While Marcite plaster is the least expensive of the gunite pool surfaces, it does have its disadvantages. The surface can start to show visible chipping or etching after 5 to 7 years. They will also start to stain, and inhibit algae due to its porous surface and is the least durable in the plaster pool family.
Gunite dries and gets hard very quickly. As a matter of fact, it can dry too quickly. It is necessary for you to water cure your Gunite to slow the drying time down. In the summer, wet the pool down at least 5 times a day, more if you can get to it.
Shotcrete needs to be protected from rain until it obtains its final set, usually 4 or 5 hours. Following final set, it should be wet cured for at least 4 days, preferably 7 days if possible. The exposure to rain would prove beneficial as the rain would assure the presence of moisture for continued curing.

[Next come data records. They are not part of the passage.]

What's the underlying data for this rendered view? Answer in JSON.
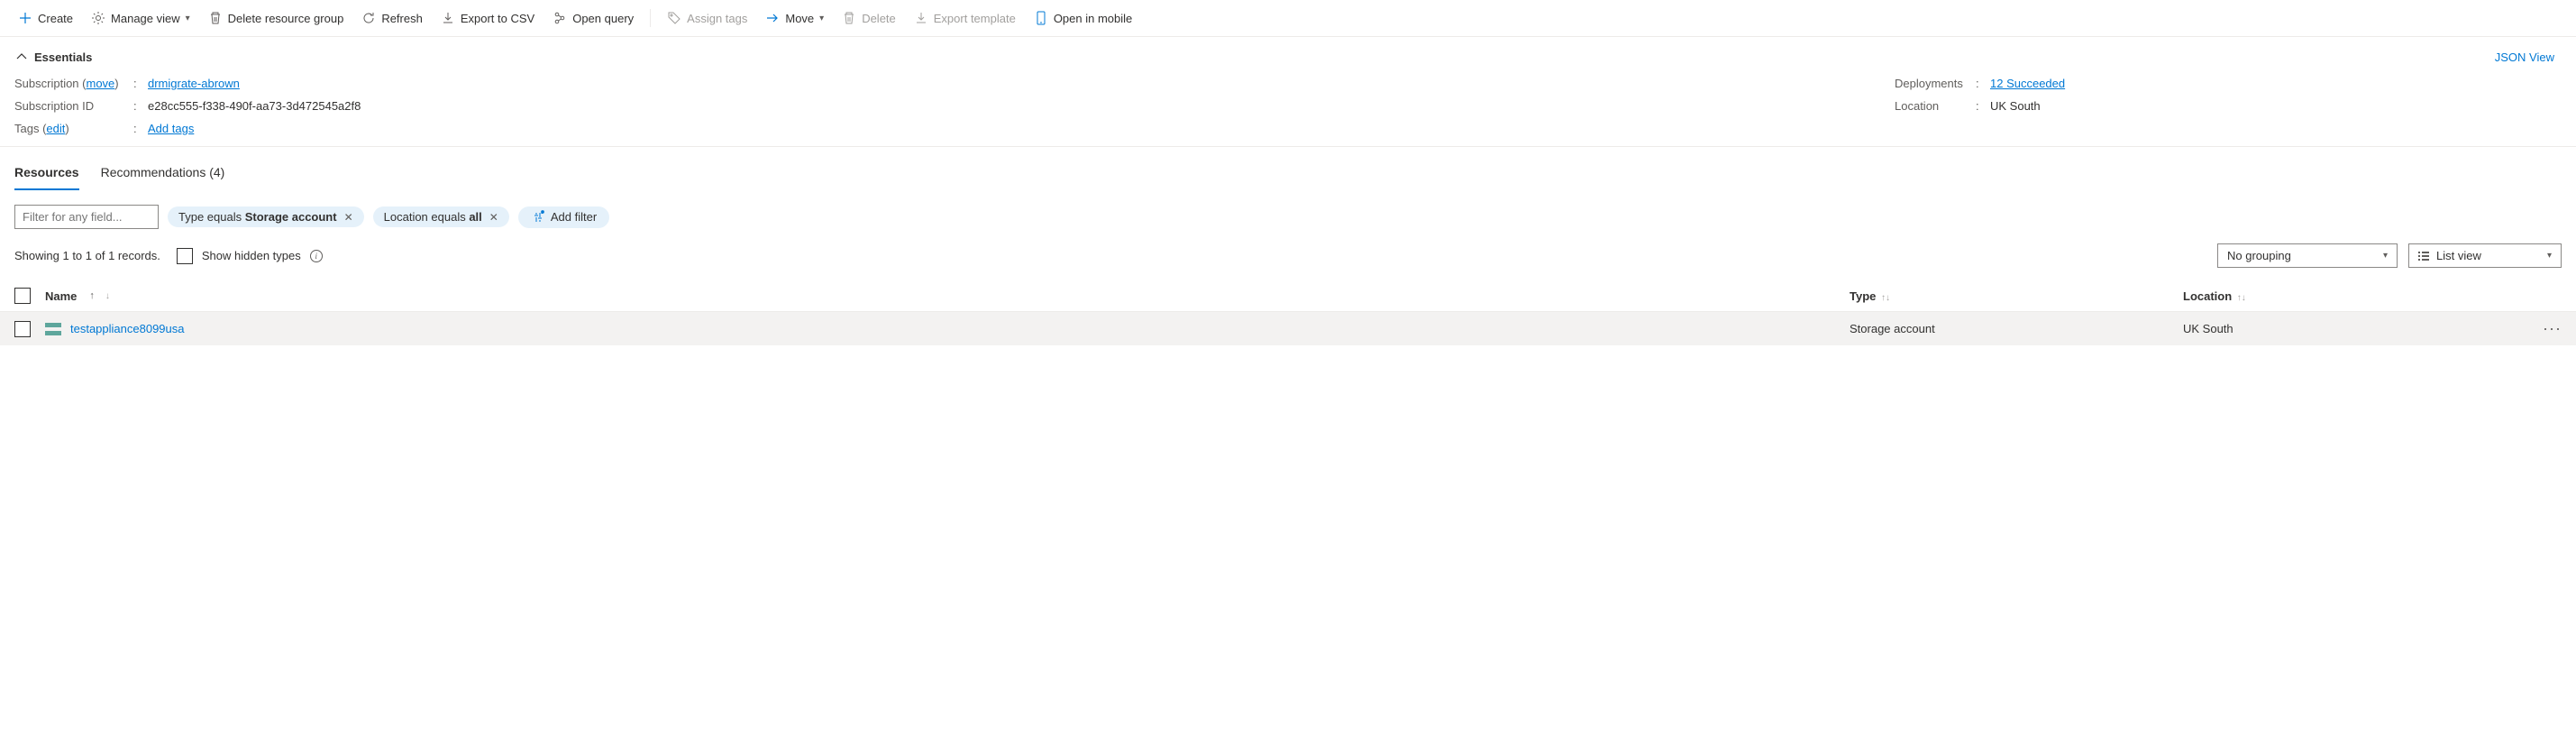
{
  "toolbar": {
    "create": "Create",
    "manage_view": "Manage view",
    "delete_rg": "Delete resource group",
    "refresh": "Refresh",
    "export_csv": "Export to CSV",
    "open_query": "Open query",
    "assign_tags": "Assign tags",
    "move": "Move",
    "delete": "Delete",
    "export_template": "Export template",
    "open_mobile": "Open in mobile"
  },
  "essentials": {
    "header": "Essentials",
    "json_view": "JSON View",
    "subscription_label": "Subscription",
    "move_label": "move",
    "subscription_value": "drmigrate-abrown",
    "subscription_id_label": "Subscription ID",
    "subscription_id_value": "e28cc555-f338-490f-aa73-3d472545a2f8",
    "tags_label": "Tags",
    "edit_label": "edit",
    "add_tags": "Add tags",
    "deployments_label": "Deployments",
    "deployments_value": "12 Succeeded",
    "location_label": "Location",
    "location_value": "UK South"
  },
  "tabs": {
    "resources": "Resources",
    "recommendations": "Recommendations (4)"
  },
  "filters": {
    "input_placeholder": "Filter for any field...",
    "type_prefix": "Type equals ",
    "type_value": "Storage account",
    "location_prefix": "Location equals ",
    "location_value": "all",
    "add_filter": "Add filter"
  },
  "records": {
    "showing": "Showing 1 to 1 of 1 records.",
    "show_hidden": "Show hidden types",
    "grouping": "No grouping",
    "view_mode": "List view"
  },
  "table": {
    "headers": {
      "name": "Name",
      "type": "Type",
      "location": "Location"
    },
    "rows": [
      {
        "name": "testappliance8099usa",
        "type": "Storage account",
        "location": "UK South"
      }
    ]
  }
}
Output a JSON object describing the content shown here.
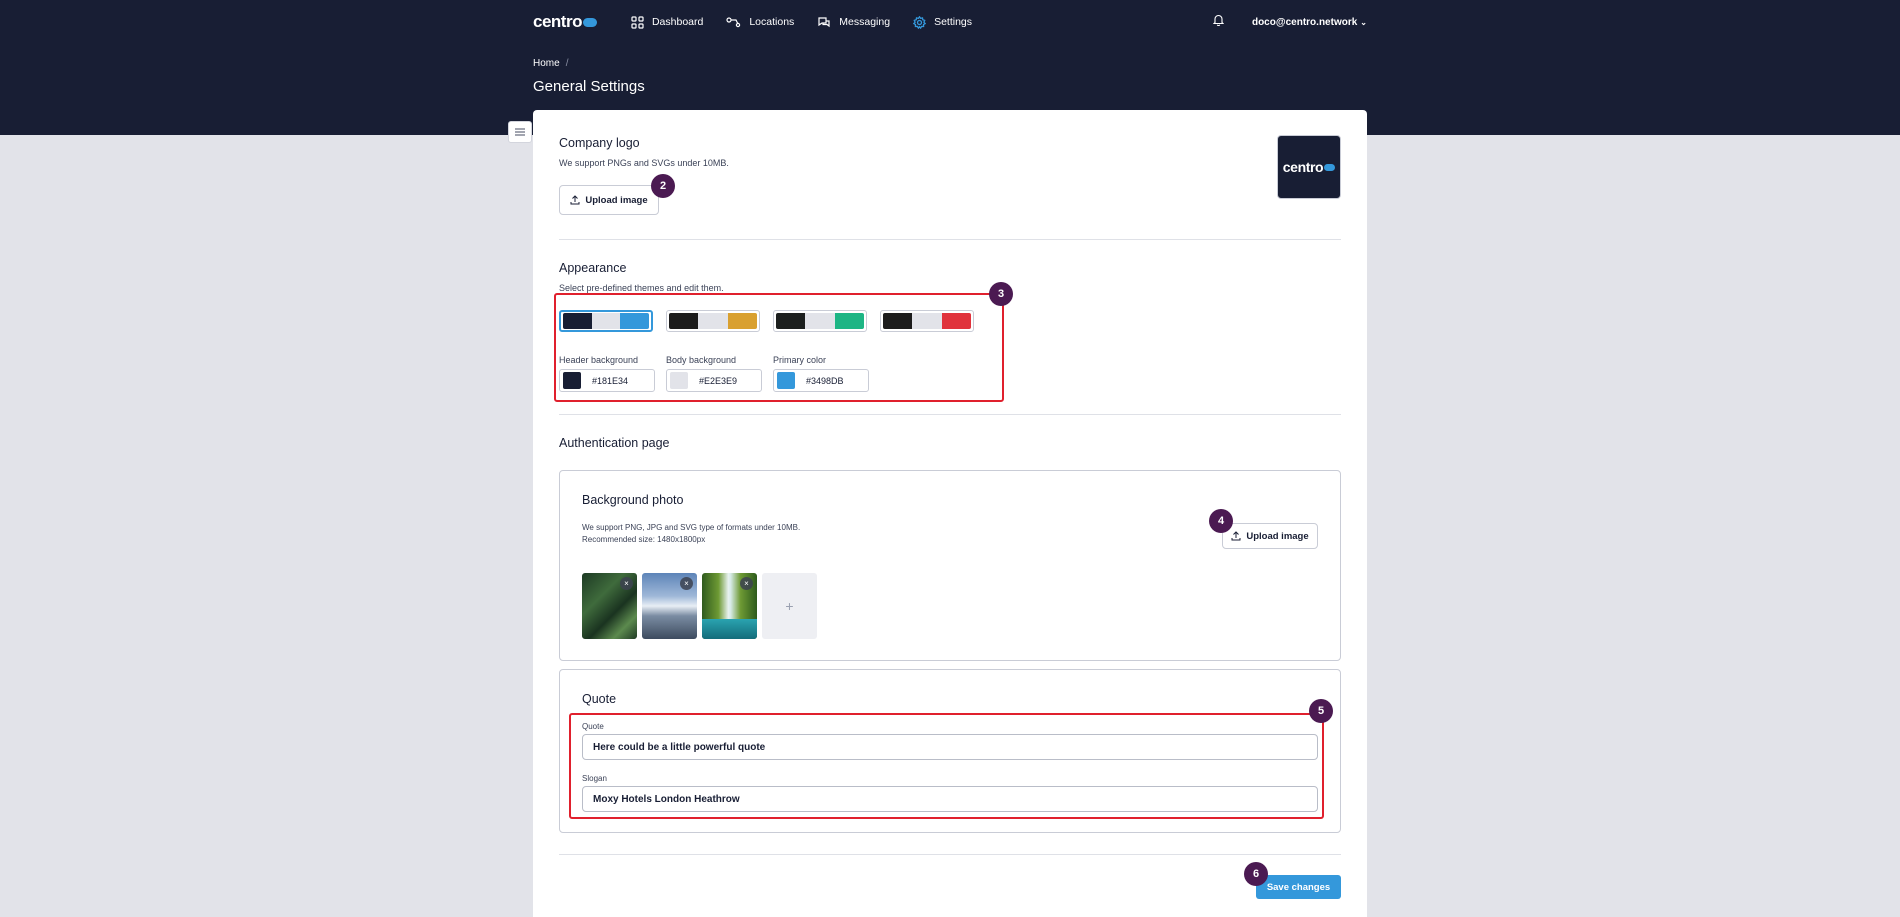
{
  "brand": {
    "logo_text": "centro",
    "primary_color": "#3498DB",
    "header_bg": "#181E34",
    "body_bg": "#E2E3E9"
  },
  "nav": {
    "items": [
      {
        "label": "Dashboard",
        "icon": "dashboard-grid-icon"
      },
      {
        "label": "Locations",
        "icon": "locations-icon"
      },
      {
        "label": "Messaging",
        "icon": "messaging-icon"
      },
      {
        "label": "Settings",
        "icon": "gear-icon",
        "active": true
      }
    ],
    "user_email": "doco@centro.network"
  },
  "breadcrumb": {
    "home": "Home",
    "separator": "/"
  },
  "page_title": "General Settings",
  "company_logo": {
    "title": "Company logo",
    "description": "We support PNGs and SVGs under 10MB.",
    "upload_label": "Upload image",
    "preview_text": "centro"
  },
  "appearance": {
    "title": "Appearance",
    "description": "Select pre-defined themes and edit them.",
    "themes": [
      {
        "colors": [
          "#181E34",
          "#E2E3E9",
          "#3498DB"
        ],
        "selected": true
      },
      {
        "colors": [
          "#1C1C1C",
          "#E2E3E9",
          "#D9A030"
        ],
        "selected": false
      },
      {
        "colors": [
          "#1C1F1E",
          "#E2E3E9",
          "#1DB584"
        ],
        "selected": false
      },
      {
        "colors": [
          "#1C1C1C",
          "#E2E3E9",
          "#E0323C"
        ],
        "selected": false
      }
    ],
    "header_bg_label": "Header background",
    "header_bg_value": "#181E34",
    "body_bg_label": "Body background",
    "body_bg_value": "#E2E3E9",
    "primary_label": "Primary color",
    "primary_value": "#3498DB"
  },
  "auth_page": {
    "title": "Authentication page",
    "background": {
      "title": "Background photo",
      "desc_line1": "We support PNG, JPG and SVG type of formats under 10MB.",
      "desc_line2": "Recommended size: 1480x1800px",
      "upload_label": "Upload image",
      "remove_symbol": "×",
      "add_symbol": "+"
    },
    "quote": {
      "title": "Quote",
      "quote_label": "Quote",
      "quote_value": "Here could be a little powerful quote",
      "slogan_label": "Slogan",
      "slogan_value": "Moxy Hotels London Heathrow"
    }
  },
  "save_label": "Save changes",
  "annotations": [
    "2",
    "3",
    "4",
    "5",
    "6"
  ]
}
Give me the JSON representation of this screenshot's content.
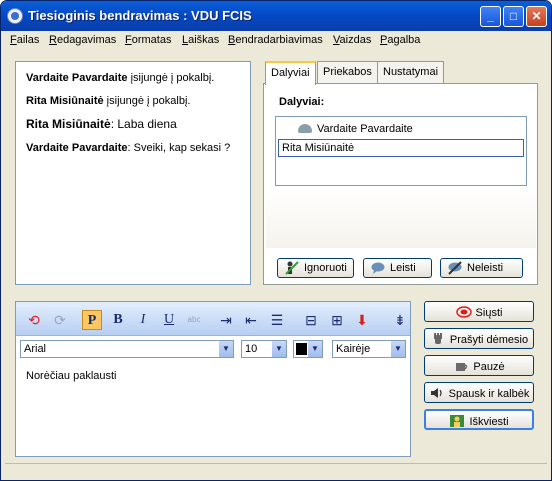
{
  "window": {
    "title": "Tiesioginis bendravimas : VDU FCIS"
  },
  "menu": [
    "Failas",
    "Redagavimas",
    "Formatas",
    "Laiškas",
    "Bendradarbiavimas",
    "Vaizdas",
    "Pagalba"
  ],
  "chat": {
    "messages": [
      {
        "author": "Vardaite Pavardaite",
        "text": " įsijungė į pokalbį."
      },
      {
        "author": "Rita Misiūnaitė",
        "text": " įsijungė į pokalbį."
      },
      {
        "author": "Rita Misiūnaitė",
        "text": ": Laba diena"
      },
      {
        "author": "Vardaite Pavardaite",
        "text": ": Sveiki, kap sekasi ?"
      }
    ]
  },
  "tabs": {
    "items": [
      "Dalyviai",
      "Priekabos",
      "Nustatymai"
    ]
  },
  "participants": {
    "label": "Dalyviai:",
    "list": [
      "Vardaite Pavardaite",
      "Rita Misiūnaitė"
    ],
    "buttons": {
      "ignore": "Ignoruoti",
      "allow": "Leisti",
      "deny": "Neleisti"
    }
  },
  "editor": {
    "font": "Arial",
    "size": "10",
    "align": "Kairėje",
    "text": "Norėčiau paklausti",
    "toolbar": {
      "p": "P",
      "b": "B",
      "i": "I",
      "u": "U"
    }
  },
  "actions": {
    "send": "Siųsti",
    "attention": "Prašyti dėmesio",
    "pause": "Pauzė",
    "push_to_talk": "Spausk ir kalbėk",
    "invite": "Iškviesti"
  },
  "colors": {
    "title_bar": "#0a5fd8",
    "accent": "#ffc83c",
    "text_color_swatch": "#000000"
  }
}
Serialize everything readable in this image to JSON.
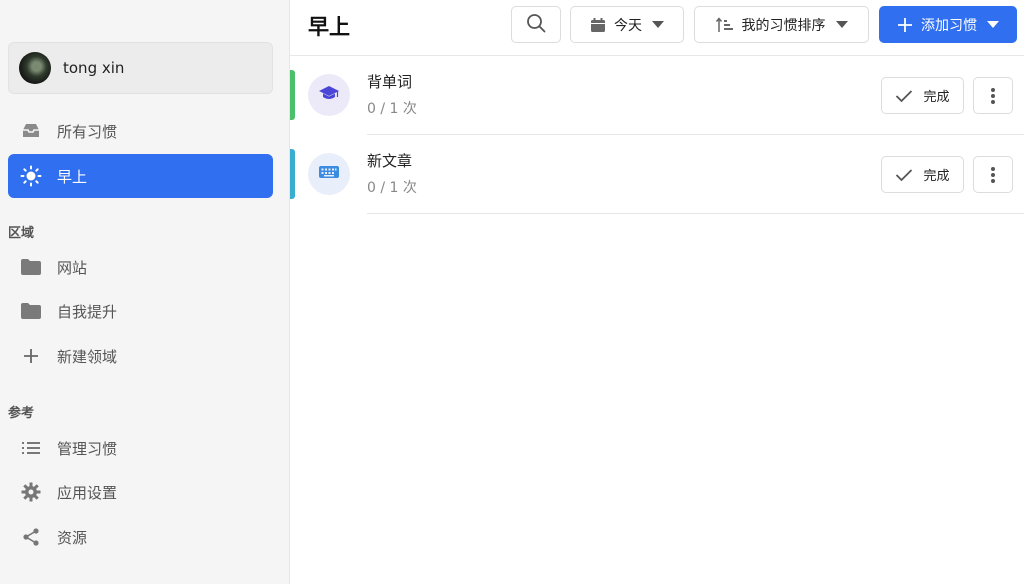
{
  "user": {
    "name": "tong xin"
  },
  "sidebar": {
    "items": [
      {
        "label": "所有习惯",
        "icon": "inbox-icon"
      },
      {
        "label": "早上",
        "icon": "sun-icon",
        "active": true
      }
    ],
    "areas_label": "区域",
    "areas": [
      {
        "label": "网站",
        "icon": "folder-icon"
      },
      {
        "label": "自我提升",
        "icon": "folder-icon"
      },
      {
        "label": "新建领域",
        "icon": "plus-icon"
      }
    ],
    "reference_label": "参考",
    "reference": [
      {
        "label": "管理习惯",
        "icon": "list-icon"
      },
      {
        "label": "应用设置",
        "icon": "gear-icon"
      },
      {
        "label": "资源",
        "icon": "share-icon"
      }
    ]
  },
  "header": {
    "title": "早上",
    "date_filter": "今天",
    "sort_label": "我的习惯排序",
    "add_label": "添加习惯"
  },
  "habits": [
    {
      "name": "背单词",
      "progress": "0 / 1 次",
      "accent": "#4cbf6b",
      "icon": "graduation-cap-icon",
      "icon_color": "#4a47d6",
      "done_label": "完成"
    },
    {
      "name": "新文章",
      "progress": "0 / 1 次",
      "accent": "#3aaed0",
      "icon": "keyboard-icon",
      "icon_color": "#3b8be0",
      "done_label": "完成"
    }
  ],
  "colors": {
    "primary": "#2f6ff0"
  }
}
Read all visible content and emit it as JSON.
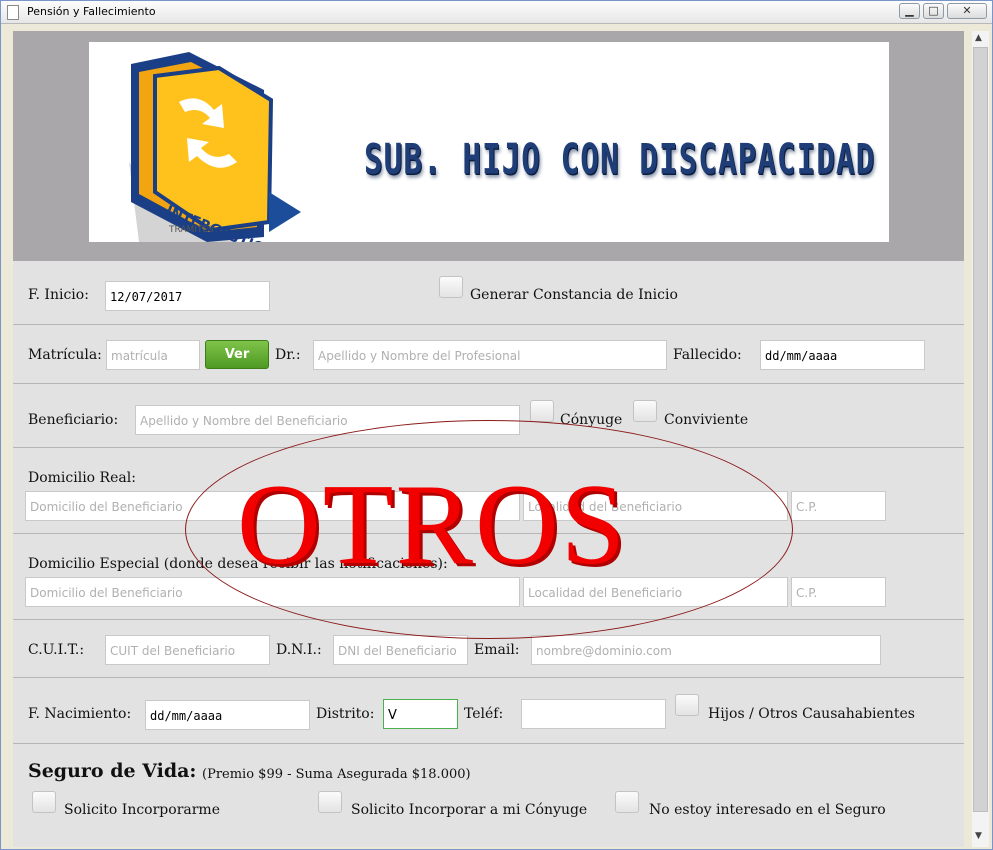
{
  "window": {
    "title": "Pensión y Fallecimiento",
    "min_glyph": "▁",
    "max_glyph": "□",
    "close_glyph": "✕"
  },
  "banner": {
    "heading": "SUB. HIJO CON DISCAPACIDAD",
    "logo_text": "INTERGESTION",
    "logo_sub": "TRAMITES"
  },
  "inicio": {
    "label": "F. Inicio:",
    "value": "12/07/2017",
    "constancia_label": "Generar Constancia de Inicio"
  },
  "matricula": {
    "label": "Matrícula:",
    "placeholder": "matrícula",
    "ver_button": "Ver",
    "dr_label": "Dr.:",
    "dr_placeholder": "Apellido y Nombre del Profesional",
    "fallecido_label": "Fallecido:",
    "fallecido_value": "dd/mm/aaaa"
  },
  "beneficiario": {
    "label": "Beneficiario:",
    "placeholder": "Apellido y Nombre del Beneficiario",
    "conyuge_label": "Cónyuge",
    "conviviente_label": "Conviviente"
  },
  "domicilio_real": {
    "label": "Domicilio Real:",
    "domicilio_placeholder": "Domicilio del Beneficiario",
    "localidad_placeholder": "Localidad del Beneficiario",
    "cp_placeholder": "C.P."
  },
  "domicilio_especial": {
    "label": "Domicilio Especial (donde desea recibir las notificaciones):",
    "domicilio_placeholder": "Domicilio del Beneficiario",
    "localidad_placeholder": "Localidad del Beneficiario",
    "cp_placeholder": "C.P."
  },
  "ids": {
    "cuit_label": "C.U.I.T.:",
    "cuit_placeholder": "CUIT del Beneficiario",
    "dni_label": "D.N.I.:",
    "dni_placeholder": "DNI del Beneficiario",
    "email_label": "Email:",
    "email_placeholder": "nombre@dominio.com"
  },
  "nacimiento": {
    "label": "F. Nacimiento:",
    "value": "dd/mm/aaaa",
    "distrito_label": "Distrito:",
    "distrito_value": "V",
    "telef_label": "Teléf:",
    "hijos_label": "Hijos / Otros Causahabientes"
  },
  "seguro": {
    "title": "Seguro de Vida:",
    "subtitle": "(Premio $99 - Suma Asegurada $18.000)",
    "opt1": "Solicito Incorporarme",
    "opt2": "Solicito Incorporar a mi Cónyuge",
    "opt3": "No estoy interesado en el Seguro"
  },
  "stamp": {
    "text": "OTROS"
  },
  "colors": {
    "stamp_red": "#f20000",
    "ver_green": "#5aa52b",
    "heading_blue": "#1f3d77"
  }
}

Concrete is only workable up to an hour or so anyway. A little rain is unlikely to disturb even a slab for an hour after that. Remember, you are actually supposed to cover concrete to avoid moisture evaporating prematurely.
To be structurally sound, a concrete pool shell should generally be 6 inches thick. Depending on the engineer and the soil condition, it may be more. (On top of that, the plaster interior finish should be at least ⅜ inch thick.) The pool will also need to meet the ANSI/APSP standards.
Shotcrete, then known as gunite, was invented in 1907 by American taxidermist Carl Akeley to repair the crumbling façade of the Field Columbian Museum in Chicago (the old Palace of Fine Arts from the World's Columbian Exposition).
While they are easier to install, fiberglass pools are nowhere near as durable as a gunite inground pool. The inside surface of this type pool is a gel coat on which the fiberglass has been laminated. The walls of the pool are only ½ to ⅜ inch thick compared to the 8 to 10 inch thickness of a gunite pool.